* _Items from a dataset_
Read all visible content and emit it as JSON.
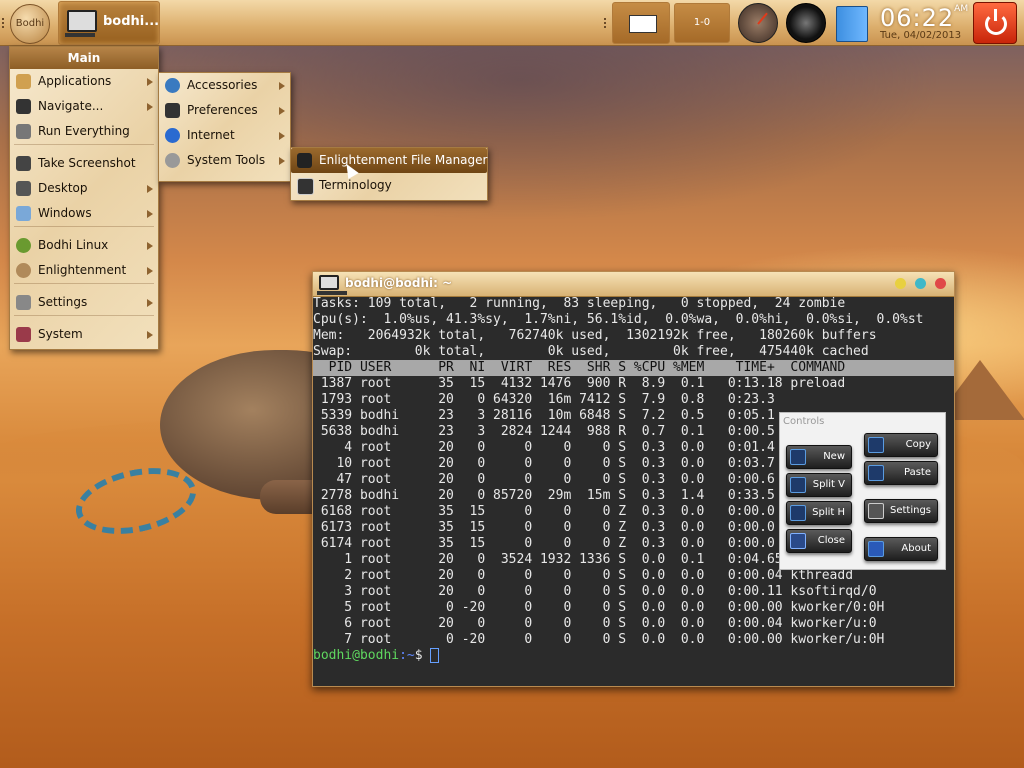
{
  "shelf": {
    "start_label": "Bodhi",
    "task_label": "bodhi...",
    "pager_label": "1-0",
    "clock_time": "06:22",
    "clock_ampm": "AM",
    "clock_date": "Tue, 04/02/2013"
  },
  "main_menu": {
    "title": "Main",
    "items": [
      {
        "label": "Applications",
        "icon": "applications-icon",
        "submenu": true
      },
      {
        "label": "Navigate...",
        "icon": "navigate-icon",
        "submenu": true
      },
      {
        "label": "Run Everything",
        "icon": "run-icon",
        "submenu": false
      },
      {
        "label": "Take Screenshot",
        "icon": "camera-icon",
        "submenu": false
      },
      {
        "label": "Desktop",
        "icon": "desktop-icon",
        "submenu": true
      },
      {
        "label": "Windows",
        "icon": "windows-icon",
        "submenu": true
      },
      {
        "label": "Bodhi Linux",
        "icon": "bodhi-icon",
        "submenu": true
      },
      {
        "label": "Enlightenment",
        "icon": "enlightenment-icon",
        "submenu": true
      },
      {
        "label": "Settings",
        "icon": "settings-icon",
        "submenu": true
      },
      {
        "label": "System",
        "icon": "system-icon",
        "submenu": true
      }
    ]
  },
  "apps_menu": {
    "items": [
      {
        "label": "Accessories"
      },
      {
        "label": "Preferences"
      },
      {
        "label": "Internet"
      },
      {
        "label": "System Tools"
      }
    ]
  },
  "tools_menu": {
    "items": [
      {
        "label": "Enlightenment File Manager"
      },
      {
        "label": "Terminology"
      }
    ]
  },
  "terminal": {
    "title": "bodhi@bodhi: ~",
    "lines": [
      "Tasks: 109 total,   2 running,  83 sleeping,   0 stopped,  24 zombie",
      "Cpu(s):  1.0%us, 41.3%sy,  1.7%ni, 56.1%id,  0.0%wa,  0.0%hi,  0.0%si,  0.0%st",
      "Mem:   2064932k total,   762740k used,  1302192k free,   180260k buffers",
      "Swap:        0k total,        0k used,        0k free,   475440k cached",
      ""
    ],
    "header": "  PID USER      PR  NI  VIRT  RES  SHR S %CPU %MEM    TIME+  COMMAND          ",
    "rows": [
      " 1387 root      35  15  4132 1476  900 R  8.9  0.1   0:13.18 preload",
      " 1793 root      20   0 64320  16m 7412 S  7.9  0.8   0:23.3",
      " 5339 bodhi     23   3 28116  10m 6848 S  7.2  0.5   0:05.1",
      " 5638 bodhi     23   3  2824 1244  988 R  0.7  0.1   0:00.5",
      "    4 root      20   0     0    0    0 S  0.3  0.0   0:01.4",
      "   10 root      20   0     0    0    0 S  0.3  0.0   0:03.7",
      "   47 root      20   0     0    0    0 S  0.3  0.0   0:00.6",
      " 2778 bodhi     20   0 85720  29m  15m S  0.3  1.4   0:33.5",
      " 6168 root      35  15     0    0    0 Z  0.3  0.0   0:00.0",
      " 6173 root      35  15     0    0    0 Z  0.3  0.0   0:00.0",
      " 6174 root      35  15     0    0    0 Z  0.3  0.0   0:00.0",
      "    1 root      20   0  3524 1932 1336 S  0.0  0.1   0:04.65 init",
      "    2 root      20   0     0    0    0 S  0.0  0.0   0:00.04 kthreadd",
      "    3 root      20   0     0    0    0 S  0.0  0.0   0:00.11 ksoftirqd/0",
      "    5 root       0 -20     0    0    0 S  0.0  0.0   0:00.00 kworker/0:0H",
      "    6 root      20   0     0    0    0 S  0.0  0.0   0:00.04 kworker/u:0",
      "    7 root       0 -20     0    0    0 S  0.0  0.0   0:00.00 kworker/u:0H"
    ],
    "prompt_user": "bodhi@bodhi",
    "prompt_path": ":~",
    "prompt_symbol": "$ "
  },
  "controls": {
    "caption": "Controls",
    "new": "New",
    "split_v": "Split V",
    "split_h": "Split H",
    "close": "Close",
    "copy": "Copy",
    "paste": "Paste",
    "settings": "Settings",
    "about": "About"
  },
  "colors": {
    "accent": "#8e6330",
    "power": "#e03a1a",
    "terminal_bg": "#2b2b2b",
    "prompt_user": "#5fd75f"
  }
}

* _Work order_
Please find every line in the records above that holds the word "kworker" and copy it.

* _Exercise answer_
      "    5 root       0 -20     0    0    0 S  0.0  0.0   0:00.00 kworker/0:0H",
      "    6 root      20   0     0    0    0 S  0.0  0.0   0:00.04 kworker/u:0",
      "    7 root       0 -20     0    0    0 S  0.0  0.0   0:00.00 kworker/u:0H"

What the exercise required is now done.